=== Assignment ===
Nothing but an exact repetition of the entries should appear in the answer.

◇ ◇ ◇ ◇ ◇ ◇ ◇

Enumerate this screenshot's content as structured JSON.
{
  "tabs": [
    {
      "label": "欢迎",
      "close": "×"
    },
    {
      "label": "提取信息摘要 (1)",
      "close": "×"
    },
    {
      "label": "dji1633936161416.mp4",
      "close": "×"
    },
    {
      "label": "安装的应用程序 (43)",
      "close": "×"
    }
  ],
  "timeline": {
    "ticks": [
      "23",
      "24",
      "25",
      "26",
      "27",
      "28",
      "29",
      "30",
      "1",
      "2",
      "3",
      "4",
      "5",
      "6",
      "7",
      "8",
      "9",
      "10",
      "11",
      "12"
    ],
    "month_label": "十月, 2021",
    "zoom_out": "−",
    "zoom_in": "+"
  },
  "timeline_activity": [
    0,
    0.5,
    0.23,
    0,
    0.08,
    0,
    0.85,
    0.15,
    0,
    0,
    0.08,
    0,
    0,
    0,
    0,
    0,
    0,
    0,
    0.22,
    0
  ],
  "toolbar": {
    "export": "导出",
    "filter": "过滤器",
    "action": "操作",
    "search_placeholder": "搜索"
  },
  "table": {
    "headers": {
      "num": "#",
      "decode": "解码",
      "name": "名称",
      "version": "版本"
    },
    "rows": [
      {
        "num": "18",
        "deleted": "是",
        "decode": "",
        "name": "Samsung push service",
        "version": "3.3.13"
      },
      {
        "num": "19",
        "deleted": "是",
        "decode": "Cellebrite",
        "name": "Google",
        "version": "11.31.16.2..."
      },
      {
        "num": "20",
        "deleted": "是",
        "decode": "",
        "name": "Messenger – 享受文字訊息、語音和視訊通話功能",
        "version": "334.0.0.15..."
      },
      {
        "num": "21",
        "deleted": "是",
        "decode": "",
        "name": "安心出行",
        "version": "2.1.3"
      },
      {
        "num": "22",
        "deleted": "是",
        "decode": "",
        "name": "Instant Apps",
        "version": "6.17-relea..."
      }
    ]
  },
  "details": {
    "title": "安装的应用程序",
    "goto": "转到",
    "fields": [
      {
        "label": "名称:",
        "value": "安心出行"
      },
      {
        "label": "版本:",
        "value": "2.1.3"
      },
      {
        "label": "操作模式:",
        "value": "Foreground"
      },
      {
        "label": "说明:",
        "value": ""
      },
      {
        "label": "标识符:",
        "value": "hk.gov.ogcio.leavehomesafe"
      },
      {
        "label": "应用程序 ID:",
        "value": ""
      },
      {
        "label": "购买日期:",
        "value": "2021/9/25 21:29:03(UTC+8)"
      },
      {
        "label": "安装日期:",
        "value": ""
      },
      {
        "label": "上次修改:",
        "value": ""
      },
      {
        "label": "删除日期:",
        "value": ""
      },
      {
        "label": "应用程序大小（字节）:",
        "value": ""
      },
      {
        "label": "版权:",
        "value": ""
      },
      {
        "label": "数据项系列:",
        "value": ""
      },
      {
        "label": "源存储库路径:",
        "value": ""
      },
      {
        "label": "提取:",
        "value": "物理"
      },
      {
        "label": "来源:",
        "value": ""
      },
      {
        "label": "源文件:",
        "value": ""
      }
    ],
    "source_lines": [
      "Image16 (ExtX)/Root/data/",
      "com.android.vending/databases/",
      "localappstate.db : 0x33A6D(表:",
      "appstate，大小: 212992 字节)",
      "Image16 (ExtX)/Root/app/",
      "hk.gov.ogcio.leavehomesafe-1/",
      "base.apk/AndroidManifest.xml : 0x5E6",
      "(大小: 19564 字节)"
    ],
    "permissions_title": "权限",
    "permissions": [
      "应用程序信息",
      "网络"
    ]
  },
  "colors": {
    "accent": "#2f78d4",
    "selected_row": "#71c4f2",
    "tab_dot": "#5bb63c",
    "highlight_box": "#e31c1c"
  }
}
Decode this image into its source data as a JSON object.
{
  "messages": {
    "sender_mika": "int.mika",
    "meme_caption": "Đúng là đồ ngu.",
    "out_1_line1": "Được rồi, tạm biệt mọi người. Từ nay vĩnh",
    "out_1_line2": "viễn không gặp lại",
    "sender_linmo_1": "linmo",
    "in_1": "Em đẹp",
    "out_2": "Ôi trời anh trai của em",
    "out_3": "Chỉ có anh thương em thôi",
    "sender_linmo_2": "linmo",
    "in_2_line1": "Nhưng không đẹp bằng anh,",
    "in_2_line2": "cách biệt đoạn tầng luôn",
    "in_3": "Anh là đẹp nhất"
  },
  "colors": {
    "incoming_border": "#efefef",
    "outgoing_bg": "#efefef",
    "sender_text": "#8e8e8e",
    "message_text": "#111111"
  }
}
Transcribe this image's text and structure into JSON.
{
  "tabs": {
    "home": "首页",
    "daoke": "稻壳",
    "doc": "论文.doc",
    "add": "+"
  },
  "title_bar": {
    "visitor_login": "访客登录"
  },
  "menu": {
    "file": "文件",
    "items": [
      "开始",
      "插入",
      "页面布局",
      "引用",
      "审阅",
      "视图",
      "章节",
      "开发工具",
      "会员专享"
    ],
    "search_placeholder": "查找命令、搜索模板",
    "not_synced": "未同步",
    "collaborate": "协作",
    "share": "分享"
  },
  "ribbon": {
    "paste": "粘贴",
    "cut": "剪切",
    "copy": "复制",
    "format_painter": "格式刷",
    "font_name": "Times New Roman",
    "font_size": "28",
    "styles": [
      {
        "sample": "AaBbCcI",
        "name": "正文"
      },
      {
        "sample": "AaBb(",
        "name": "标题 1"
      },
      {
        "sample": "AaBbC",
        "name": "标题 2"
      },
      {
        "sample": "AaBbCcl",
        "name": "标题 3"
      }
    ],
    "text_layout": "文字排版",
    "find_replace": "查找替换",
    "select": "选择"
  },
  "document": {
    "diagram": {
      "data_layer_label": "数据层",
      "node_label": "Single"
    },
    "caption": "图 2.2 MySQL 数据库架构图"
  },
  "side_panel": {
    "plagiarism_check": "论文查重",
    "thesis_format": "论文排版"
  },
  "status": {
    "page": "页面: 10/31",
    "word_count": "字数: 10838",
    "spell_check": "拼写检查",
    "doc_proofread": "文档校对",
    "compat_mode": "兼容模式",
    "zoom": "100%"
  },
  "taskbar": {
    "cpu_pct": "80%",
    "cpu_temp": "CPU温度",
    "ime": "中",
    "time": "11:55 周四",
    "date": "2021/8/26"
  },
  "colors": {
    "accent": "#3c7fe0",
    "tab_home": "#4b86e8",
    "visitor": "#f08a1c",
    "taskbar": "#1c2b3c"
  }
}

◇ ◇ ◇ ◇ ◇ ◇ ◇

=== Answer space ===
Enumerate this screenshot's content as structured JSON.
{
  "tabs": [
    {
      "label": "欢迎",
      "close": "×"
    },
    {
      "label": "提取信息摘要 (1)",
      "close": "×"
    },
    {
      "label": "dji1633936161416.mp4",
      "close": "×"
    },
    {
      "label": "安装的应用程序 (43)",
      "close": "×"
    }
  ],
  "timeline": {
    "ticks": [
      "23",
      "24",
      "25",
      "26",
      "27",
      "28",
      "29",
      "30",
      "1",
      "2",
      "3",
      "4",
      "5",
      "6",
      "7",
      "8",
      "9",
      "10",
      "11",
      "12"
    ],
    "month_label": "十月, 2021",
    "zoom_out": "−",
    "zoom_in": "+"
  },
  "timeline_activity": [
    0,
    0.5,
    0.23,
    0,
    0.08,
    0,
    0.85,
    0.15,
    0,
    0,
    0.08,
    0,
    0,
    0,
    0,
    0,
    0,
    0,
    0.22,
    0
  ],
  "toolbar": {
    "export": "导出",
    "filter": "过滤器",
    "action": "操作",
    "search_placeholder": "搜索"
  },
  "table": {
    "headers": {
      "num": "#",
      "decode": "解码",
      "name": "名称",
      "version": "版本"
    },
    "rows": [
      {
        "num": "18",
        "deleted": "是",
        "decode": "",
        "name": "Samsung push service",
        "version": "3.3.13"
      },
      {
        "num": "19",
        "deleted": "是",
        "decode": "Cellebrite",
        "name": "Google",
        "version": "11.31.16.2..."
      },
      {
        "num": "20",
        "deleted": "是",
        "decode": "",
        "name": "Messenger – 享受文字訊息、語音和視訊通話功能",
        "version": "334.0.0.15..."
      },
      {
        "num": "21",
        "deleted": "是",
        "decode": "",
        "name": "安心出行",
        "version": "2.1.3"
      },
      {
        "num": "22",
        "deleted": "是",
        "decode": "",
        "name": "Instant Apps",
        "version": "6.17-relea..."
      }
    ]
  },
  "details": {
    "title": "安装的应用程序",
    "goto": "转到",
    "fields": [
      {
        "label": "名称:",
        "value": "安心出行"
      },
      {
        "label": "版本:",
        "value": "2.1.3"
      },
      {
        "label": "操作模式:",
        "value": "Foreground"
      },
      {
        "label": "说明:",
        "value": ""
      },
      {
        "label": "标识符:",
        "value": "hk.gov.ogcio.leavehomesafe"
      },
      {
        "label": "应用程序 ID:",
        "value": ""
      },
      {
        "label": "购买日期:",
        "value": "2021/9/25 21:29:03(UTC+8)"
      },
      {
        "label": "安装日期:",
        "value": ""
      },
      {
        "label": "上次修改:",
        "value": ""
      },
      {
        "label": "删除日期:",
        "value": ""
      },
      {
        "label": "应用程序大小（字节）:",
        "value": ""
      },
      {
        "label": "版权:",
        "value": ""
      },
      {
        "label": "数据项系列:",
        "value": ""
      },
      {
        "label": "源存储库路径:",
        "value": ""
      },
      {
        "label": "提取:",
        "value": "物理"
      },
      {
        "label": "来源:",
        "value": ""
      },
      {
        "label": "源文件:",
        "value": ""
      }
    ],
    "source_lines": [
      "Image16 (ExtX)/Root/data/",
      "com.android.vending/databases/",
      "localappstate.db : 0x33A6D(表:",
      "appstate，大小: 212992 字节)",
      "Image16 (ExtX)/Root/app/",
      "hk.gov.ogcio.leavehomesafe-1/",
      "base.apk/AndroidManifest.xml : 0x5E6",
      "(大小: 19564 字节)"
    ],
    "permissions_title": "权限",
    "permissions": [
      "应用程序信息",
      "网络"
    ]
  },
  "colors": {
    "accent": "#2f78d4",
    "selected_row": "#71c4f2",
    "tab_dot": "#5bb63c",
    "highlight_box": "#e31c1c"
  }
}
Decode this image into its source data as a JSON object.
{
  "messages": {
    "sender_mika": "int.mika",
    "meme_caption": "Đúng là đồ ngu.",
    "out_1_line1": "Được rồi, tạm biệt mọi người. Từ nay vĩnh",
    "out_1_line2": "viễn không gặp lại",
    "sender_linmo_1": "linmo",
    "in_1": "Em đẹp",
    "out_2": "Ôi trời anh trai của em",
    "out_3": "Chỉ có anh thương em thôi",
    "sender_linmo_2": "linmo",
    "in_2_line1": "Nhưng không đẹp bằng anh,",
    "in_2_line2": "cách biệt đoạn tầng luôn",
    "in_3": "Anh là đẹp nhất"
  },
  "colors": {
    "incoming_border": "#efefef",
    "outgoing_bg": "#efefef",
    "sender_text": "#8e8e8e",
    "message_text": "#111111"
  }
}
Transcribe this image's text and structure into JSON.
{
  "tabs": {
    "home": "首页",
    "daoke": "稻壳",
    "doc": "论文.doc",
    "add": "+"
  },
  "title_bar": {
    "visitor_login": "访客登录"
  },
  "menu": {
    "file": "文件",
    "items": [
      "开始",
      "插入",
      "页面布局",
      "引用",
      "审阅",
      "视图",
      "章节",
      "开发工具",
      "会员专享"
    ],
    "search_placeholder": "查找命令、搜索模板",
    "not_synced": "未同步",
    "collaborate": "协作",
    "share": "分享"
  },
  "ribbon": {
    "paste": "粘贴",
    "cut": "剪切",
    "copy": "复制",
    "format_painter": "格式刷",
    "font_name": "Times New Roman",
    "font_size": "28",
    "styles": [
      {
        "sample": "AaBbCcI",
        "name": "正文"
      },
      {
        "sample": "AaBb(",
        "name": "标题 1"
      },
      {
        "sample": "AaBbC",
        "name": "标题 2"
      },
      {
        "sample": "AaBbCcl",
        "name": "标题 3"
      }
    ],
    "text_layout": "文字排版",
    "find_replace": "查找替换",
    "select": "选择"
  },
  "document": {
    "diagram": {
      "data_layer_label": "数据层",
      "node_label": "Single"
    },
    "caption": "图 2.2 MySQL 数据库架构图"
  },
  "side_panel": {
    "plagiarism_check": "论文查重",
    "thesis_format": "论文排版"
  },
  "status": {
    "page": "页面: 10/31",
    "word_count": "字数: 10838",
    "spell_check": "拼写检查",
    "doc_proofread": "文档校对",
    "compat_mode": "兼容模式",
    "zoom": "100%"
  },
  "taskbar": {
    "cpu_pct": "80%",
    "cpu_temp": "CPU温度",
    "ime": "中",
    "time": "11:55 周四",
    "date": "2021/8/26"
  },
  "colors": {
    "accent": "#3c7fe0",
    "tab_home": "#4b86e8",
    "visitor": "#f08a1c",
    "taskbar": "#1c2b3c"
  }
}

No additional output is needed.